DATA FOR ANALYSIS:

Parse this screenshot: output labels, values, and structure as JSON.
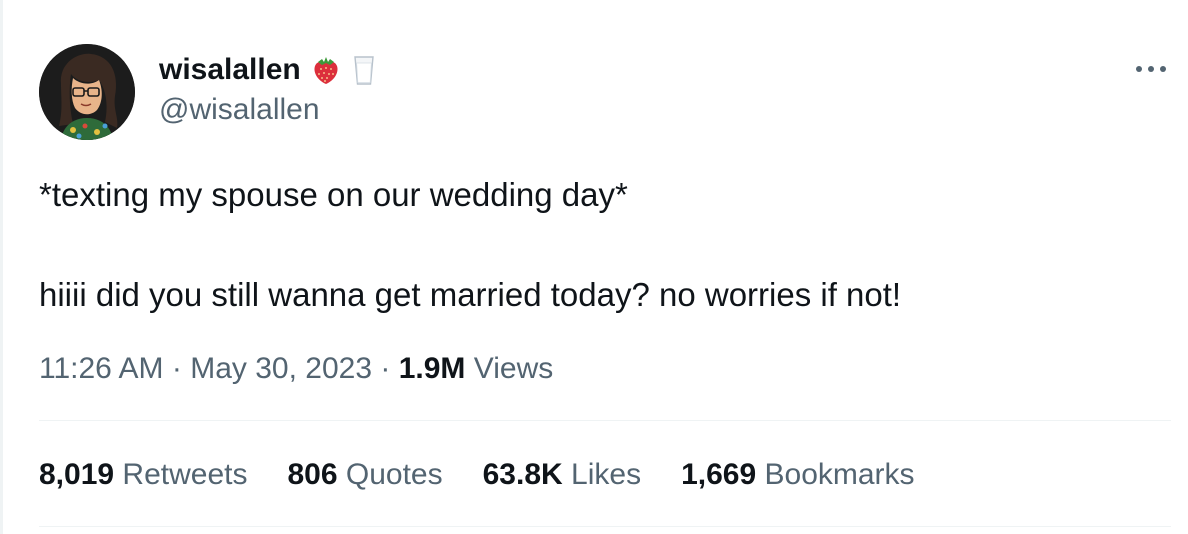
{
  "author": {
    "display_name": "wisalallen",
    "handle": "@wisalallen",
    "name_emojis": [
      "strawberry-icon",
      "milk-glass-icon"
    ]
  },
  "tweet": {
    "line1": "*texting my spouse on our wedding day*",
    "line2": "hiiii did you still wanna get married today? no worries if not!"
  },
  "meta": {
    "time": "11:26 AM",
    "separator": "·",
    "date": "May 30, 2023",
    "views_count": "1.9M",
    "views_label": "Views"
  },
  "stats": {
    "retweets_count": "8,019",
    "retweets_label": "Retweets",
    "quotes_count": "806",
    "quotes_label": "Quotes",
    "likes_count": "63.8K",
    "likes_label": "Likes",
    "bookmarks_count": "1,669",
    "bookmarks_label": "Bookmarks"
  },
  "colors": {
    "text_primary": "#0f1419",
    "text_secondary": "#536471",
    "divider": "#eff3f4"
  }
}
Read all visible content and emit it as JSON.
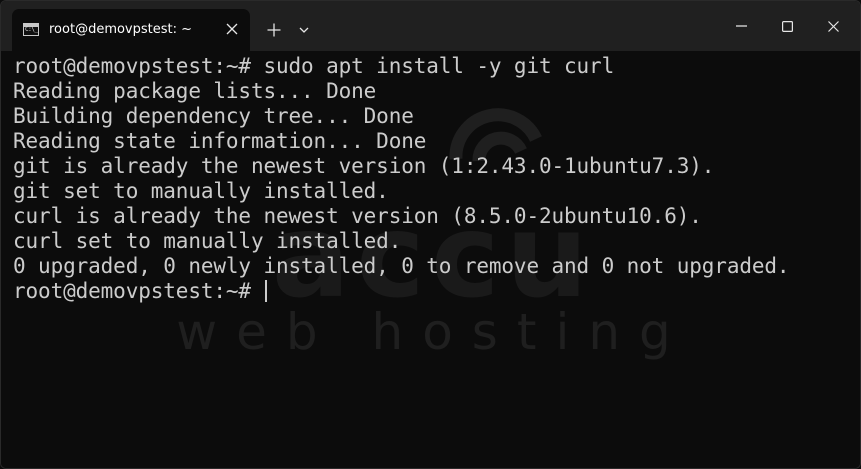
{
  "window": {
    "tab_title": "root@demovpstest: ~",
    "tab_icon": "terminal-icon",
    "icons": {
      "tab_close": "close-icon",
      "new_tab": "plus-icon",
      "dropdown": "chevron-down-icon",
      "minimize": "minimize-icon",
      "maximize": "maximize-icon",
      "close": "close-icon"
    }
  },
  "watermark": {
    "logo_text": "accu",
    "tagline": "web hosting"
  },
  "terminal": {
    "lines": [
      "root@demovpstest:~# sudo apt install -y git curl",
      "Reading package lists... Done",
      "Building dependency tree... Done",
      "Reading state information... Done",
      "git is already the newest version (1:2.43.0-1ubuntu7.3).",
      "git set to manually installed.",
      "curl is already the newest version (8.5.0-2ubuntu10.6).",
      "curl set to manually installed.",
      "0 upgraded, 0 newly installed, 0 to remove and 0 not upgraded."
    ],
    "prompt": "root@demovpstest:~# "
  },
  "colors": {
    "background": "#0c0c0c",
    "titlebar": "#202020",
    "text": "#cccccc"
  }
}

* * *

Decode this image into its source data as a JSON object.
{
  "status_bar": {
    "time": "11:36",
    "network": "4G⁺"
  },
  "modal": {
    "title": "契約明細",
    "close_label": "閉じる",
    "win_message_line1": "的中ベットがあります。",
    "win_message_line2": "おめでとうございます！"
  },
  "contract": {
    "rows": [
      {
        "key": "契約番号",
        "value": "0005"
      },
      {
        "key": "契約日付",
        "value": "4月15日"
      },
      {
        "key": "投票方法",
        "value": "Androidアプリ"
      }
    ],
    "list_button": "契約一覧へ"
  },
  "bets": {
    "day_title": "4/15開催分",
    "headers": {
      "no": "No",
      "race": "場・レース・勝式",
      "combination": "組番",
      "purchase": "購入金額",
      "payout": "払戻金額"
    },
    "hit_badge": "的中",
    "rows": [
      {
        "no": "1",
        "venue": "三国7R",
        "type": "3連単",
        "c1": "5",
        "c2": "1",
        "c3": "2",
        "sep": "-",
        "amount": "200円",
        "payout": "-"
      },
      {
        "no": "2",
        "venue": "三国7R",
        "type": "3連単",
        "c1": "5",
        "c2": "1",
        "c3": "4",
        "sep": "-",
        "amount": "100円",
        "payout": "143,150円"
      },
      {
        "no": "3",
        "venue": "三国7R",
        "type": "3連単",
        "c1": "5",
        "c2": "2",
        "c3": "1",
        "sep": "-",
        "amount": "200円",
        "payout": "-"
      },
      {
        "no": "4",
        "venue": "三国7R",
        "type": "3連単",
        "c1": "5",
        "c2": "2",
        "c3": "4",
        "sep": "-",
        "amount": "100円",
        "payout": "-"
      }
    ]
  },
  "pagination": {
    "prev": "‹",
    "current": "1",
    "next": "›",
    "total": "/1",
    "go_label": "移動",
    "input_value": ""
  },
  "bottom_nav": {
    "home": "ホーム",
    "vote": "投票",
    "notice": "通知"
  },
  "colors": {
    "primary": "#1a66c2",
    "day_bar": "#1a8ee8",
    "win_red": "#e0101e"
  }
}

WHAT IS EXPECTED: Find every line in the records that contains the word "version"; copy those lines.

REPLY:
      "git is already the newest version (1:2.43.0-1ubuntu7.3).",
      "curl is already the newest version (8.5.0-2ubuntu10.6).",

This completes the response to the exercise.